> _Task statement_:
Restate the data below word for word. Leave the images out.

[Source records]
- - - -
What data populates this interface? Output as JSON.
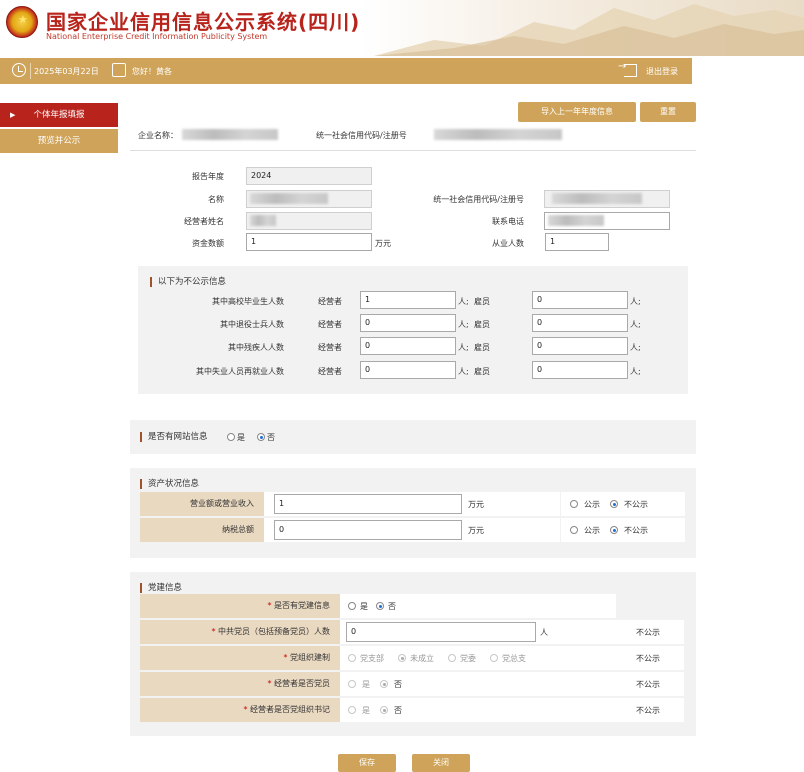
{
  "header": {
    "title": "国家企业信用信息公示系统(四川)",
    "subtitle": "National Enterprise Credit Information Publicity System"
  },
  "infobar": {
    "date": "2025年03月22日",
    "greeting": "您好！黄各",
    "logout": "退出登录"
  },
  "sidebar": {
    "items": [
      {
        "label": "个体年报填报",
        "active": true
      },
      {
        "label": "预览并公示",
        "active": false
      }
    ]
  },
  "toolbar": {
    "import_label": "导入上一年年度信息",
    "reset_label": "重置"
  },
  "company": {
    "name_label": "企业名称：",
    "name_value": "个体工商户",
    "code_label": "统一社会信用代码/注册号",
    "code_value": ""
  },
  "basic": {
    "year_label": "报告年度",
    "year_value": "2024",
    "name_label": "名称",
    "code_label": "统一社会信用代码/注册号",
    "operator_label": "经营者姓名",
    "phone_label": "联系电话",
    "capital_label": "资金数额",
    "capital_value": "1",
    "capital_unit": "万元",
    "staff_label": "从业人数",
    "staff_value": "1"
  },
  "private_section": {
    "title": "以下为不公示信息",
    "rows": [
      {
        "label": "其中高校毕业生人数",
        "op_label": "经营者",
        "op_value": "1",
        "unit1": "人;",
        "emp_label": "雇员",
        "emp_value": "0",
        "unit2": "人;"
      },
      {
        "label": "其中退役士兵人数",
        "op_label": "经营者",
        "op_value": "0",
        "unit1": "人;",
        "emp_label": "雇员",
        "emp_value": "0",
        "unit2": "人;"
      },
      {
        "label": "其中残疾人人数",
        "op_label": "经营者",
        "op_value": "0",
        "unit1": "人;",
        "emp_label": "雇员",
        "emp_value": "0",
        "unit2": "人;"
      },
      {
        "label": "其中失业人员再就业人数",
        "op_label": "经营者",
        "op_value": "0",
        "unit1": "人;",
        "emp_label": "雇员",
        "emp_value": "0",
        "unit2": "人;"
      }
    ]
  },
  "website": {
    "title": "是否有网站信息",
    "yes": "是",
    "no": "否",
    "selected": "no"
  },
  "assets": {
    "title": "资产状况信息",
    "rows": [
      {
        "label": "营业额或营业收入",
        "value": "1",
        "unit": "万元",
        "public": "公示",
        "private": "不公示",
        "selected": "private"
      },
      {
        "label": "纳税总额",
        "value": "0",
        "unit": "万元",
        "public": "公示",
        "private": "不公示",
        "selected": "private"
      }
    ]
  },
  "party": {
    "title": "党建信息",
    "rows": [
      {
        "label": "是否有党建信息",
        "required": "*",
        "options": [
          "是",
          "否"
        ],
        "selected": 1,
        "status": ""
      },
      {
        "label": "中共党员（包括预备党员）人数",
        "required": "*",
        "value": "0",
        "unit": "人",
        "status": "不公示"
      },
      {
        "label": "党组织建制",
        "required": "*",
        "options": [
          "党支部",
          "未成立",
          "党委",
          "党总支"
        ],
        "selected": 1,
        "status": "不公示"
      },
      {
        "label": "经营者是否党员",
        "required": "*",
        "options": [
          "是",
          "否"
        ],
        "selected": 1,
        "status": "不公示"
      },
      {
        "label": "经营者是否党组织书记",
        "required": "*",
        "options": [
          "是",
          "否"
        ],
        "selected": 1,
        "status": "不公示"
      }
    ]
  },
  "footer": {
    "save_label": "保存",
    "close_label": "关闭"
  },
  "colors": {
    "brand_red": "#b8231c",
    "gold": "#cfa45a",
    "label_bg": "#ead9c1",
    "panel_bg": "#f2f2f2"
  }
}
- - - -
> _Written answer_:
What data populates this interface? Output as JSON.
{
  "header": {
    "title": "国家企业信用信息公示系统(四川)",
    "subtitle": "National Enterprise Credit Information Publicity System"
  },
  "infobar": {
    "date": "2025年03月22日",
    "greeting": "您好！黄各",
    "logout": "退出登录"
  },
  "sidebar": {
    "items": [
      {
        "label": "个体年报填报",
        "active": true
      },
      {
        "label": "预览并公示",
        "active": false
      }
    ]
  },
  "toolbar": {
    "import_label": "导入上一年年度信息",
    "reset_label": "重置"
  },
  "company": {
    "name_label": "企业名称：",
    "name_value": "个体工商户",
    "code_label": "统一社会信用代码/注册号",
    "code_value": ""
  },
  "basic": {
    "year_label": "报告年度",
    "year_value": "2024",
    "name_label": "名称",
    "code_label": "统一社会信用代码/注册号",
    "operator_label": "经营者姓名",
    "phone_label": "联系电话",
    "capital_label": "资金数额",
    "capital_value": "1",
    "capital_unit": "万元",
    "staff_label": "从业人数",
    "staff_value": "1"
  },
  "private_section": {
    "title": "以下为不公示信息",
    "rows": [
      {
        "label": "其中高校毕业生人数",
        "op_label": "经营者",
        "op_value": "1",
        "unit1": "人;",
        "emp_label": "雇员",
        "emp_value": "0",
        "unit2": "人;"
      },
      {
        "label": "其中退役士兵人数",
        "op_label": "经营者",
        "op_value": "0",
        "unit1": "人;",
        "emp_label": "雇员",
        "emp_value": "0",
        "unit2": "人;"
      },
      {
        "label": "其中残疾人人数",
        "op_label": "经营者",
        "op_value": "0",
        "unit1": "人;",
        "emp_label": "雇员",
        "emp_value": "0",
        "unit2": "人;"
      },
      {
        "label": "其中失业人员再就业人数",
        "op_label": "经营者",
        "op_value": "0",
        "unit1": "人;",
        "emp_label": "雇员",
        "emp_value": "0",
        "unit2": "人;"
      }
    ]
  },
  "website": {
    "title": "是否有网站信息",
    "yes": "是",
    "no": "否",
    "selected": "no"
  },
  "assets": {
    "title": "资产状况信息",
    "rows": [
      {
        "label": "营业额或营业收入",
        "value": "1",
        "unit": "万元",
        "public": "公示",
        "private": "不公示",
        "selected": "private"
      },
      {
        "label": "纳税总额",
        "value": "0",
        "unit": "万元",
        "public": "公示",
        "private": "不公示",
        "selected": "private"
      }
    ]
  },
  "party": {
    "title": "党建信息",
    "rows": [
      {
        "label": "是否有党建信息",
        "required": "*",
        "options": [
          "是",
          "否"
        ],
        "selected": 1,
        "status": ""
      },
      {
        "label": "中共党员（包括预备党员）人数",
        "required": "*",
        "value": "0",
        "unit": "人",
        "status": "不公示"
      },
      {
        "label": "党组织建制",
        "required": "*",
        "options": [
          "党支部",
          "未成立",
          "党委",
          "党总支"
        ],
        "selected": 1,
        "status": "不公示"
      },
      {
        "label": "经营者是否党员",
        "required": "*",
        "options": [
          "是",
          "否"
        ],
        "selected": 1,
        "status": "不公示"
      },
      {
        "label": "经营者是否党组织书记",
        "required": "*",
        "options": [
          "是",
          "否"
        ],
        "selected": 1,
        "status": "不公示"
      }
    ]
  },
  "footer": {
    "save_label": "保存",
    "close_label": "关闭"
  },
  "colors": {
    "brand_red": "#b8231c",
    "gold": "#cfa45a",
    "label_bg": "#ead9c1",
    "panel_bg": "#f2f2f2"
  }
}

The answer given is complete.